- PROBLEM REQUIREMENTS
Output the listing exactly, without its pictures.

- GIVEN RECORDS
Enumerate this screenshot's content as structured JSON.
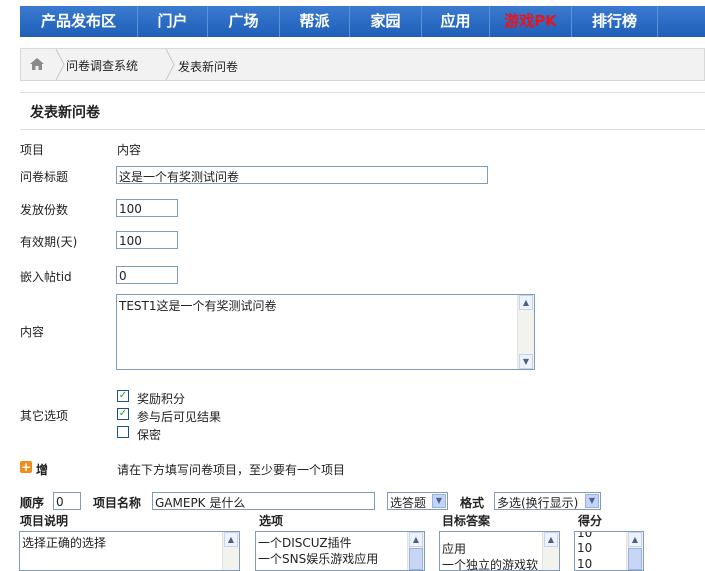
{
  "nav": {
    "items": [
      {
        "label": "产品发布区",
        "accent": false
      },
      {
        "label": "门户",
        "accent": false
      },
      {
        "label": "广场",
        "accent": false
      },
      {
        "label": "帮派",
        "accent": false
      },
      {
        "label": "家园",
        "accent": false
      },
      {
        "label": "应用",
        "accent": false
      },
      {
        "label": "游戏PK",
        "accent": true
      },
      {
        "label": "排行榜",
        "accent": false
      }
    ]
  },
  "breadcrumb": {
    "home_icon": "home-icon",
    "items": [
      "问卷调查系统",
      "发表新问卷"
    ]
  },
  "page_title": "发表新问卷",
  "form": {
    "header_item": "项目",
    "header_content": "内容",
    "title_label": "问卷标题",
    "title_value": "这是一个有奖测试问卷",
    "copies_label": "发放份数",
    "copies_value": "100",
    "validity_label": "有效期(天)",
    "validity_value": "100",
    "tid_label": "嵌入帖tid",
    "tid_value": "0",
    "content_label": "内容",
    "content_value": "TEST1这是一个有奖测试问卷",
    "other_label": "其它选项",
    "options": [
      {
        "label": "奖励积分",
        "checked": true
      },
      {
        "label": "参与后可见结果",
        "checked": true
      },
      {
        "label": "保密",
        "checked": false
      }
    ],
    "add_label": "增",
    "hint": "请在下方填写问卷项目，至少要有一个项目"
  },
  "question": {
    "order_label": "顺序",
    "order_value": "0",
    "name_label": "项目名称",
    "name_value": "GAMEPK 是什么",
    "type_value": "选答题",
    "format_label": "格式",
    "format_value": "多选(换行显示)",
    "desc_label": "项目说明",
    "desc_value": "选择正确的选择",
    "options_label": "选项",
    "options_lines": [
      "一个DISCUZ插件",
      "一个SNS娱乐游戏应用"
    ],
    "target_label": "目标答案",
    "target_lines": [
      "应用",
      "一个独立的游戏软"
    ],
    "score_label": "得分",
    "score_lines": [
      "10",
      "10",
      "10"
    ]
  }
}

- OUTPUT FOR THIS EXERCISE
Enumerate this screenshot's content as structured JSON.
{
  "nav": {
    "items": [
      {
        "label": "产品发布区",
        "accent": false
      },
      {
        "label": "门户",
        "accent": false
      },
      {
        "label": "广场",
        "accent": false
      },
      {
        "label": "帮派",
        "accent": false
      },
      {
        "label": "家园",
        "accent": false
      },
      {
        "label": "应用",
        "accent": false
      },
      {
        "label": "游戏PK",
        "accent": true
      },
      {
        "label": "排行榜",
        "accent": false
      }
    ]
  },
  "breadcrumb": {
    "home_icon": "home-icon",
    "items": [
      "问卷调查系统",
      "发表新问卷"
    ]
  },
  "page_title": "发表新问卷",
  "form": {
    "header_item": "项目",
    "header_content": "内容",
    "title_label": "问卷标题",
    "title_value": "这是一个有奖测试问卷",
    "copies_label": "发放份数",
    "copies_value": "100",
    "validity_label": "有效期(天)",
    "validity_value": "100",
    "tid_label": "嵌入帖tid",
    "tid_value": "0",
    "content_label": "内容",
    "content_value": "TEST1这是一个有奖测试问卷",
    "other_label": "其它选项",
    "options": [
      {
        "label": "奖励积分",
        "checked": true
      },
      {
        "label": "参与后可见结果",
        "checked": true
      },
      {
        "label": "保密",
        "checked": false
      }
    ],
    "add_label": "增",
    "hint": "请在下方填写问卷项目，至少要有一个项目"
  },
  "question": {
    "order_label": "顺序",
    "order_value": "0",
    "name_label": "项目名称",
    "name_value": "GAMEPK 是什么",
    "type_value": "选答题",
    "format_label": "格式",
    "format_value": "多选(换行显示)",
    "desc_label": "项目说明",
    "desc_value": "选择正确的选择",
    "options_label": "选项",
    "options_lines": [
      "一个DISCUZ插件",
      "一个SNS娱乐游戏应用"
    ],
    "target_label": "目标答案",
    "target_lines": [
      "应用",
      "一个独立的游戏软"
    ],
    "score_label": "得分",
    "score_lines": [
      "10",
      "10",
      "10"
    ]
  }
}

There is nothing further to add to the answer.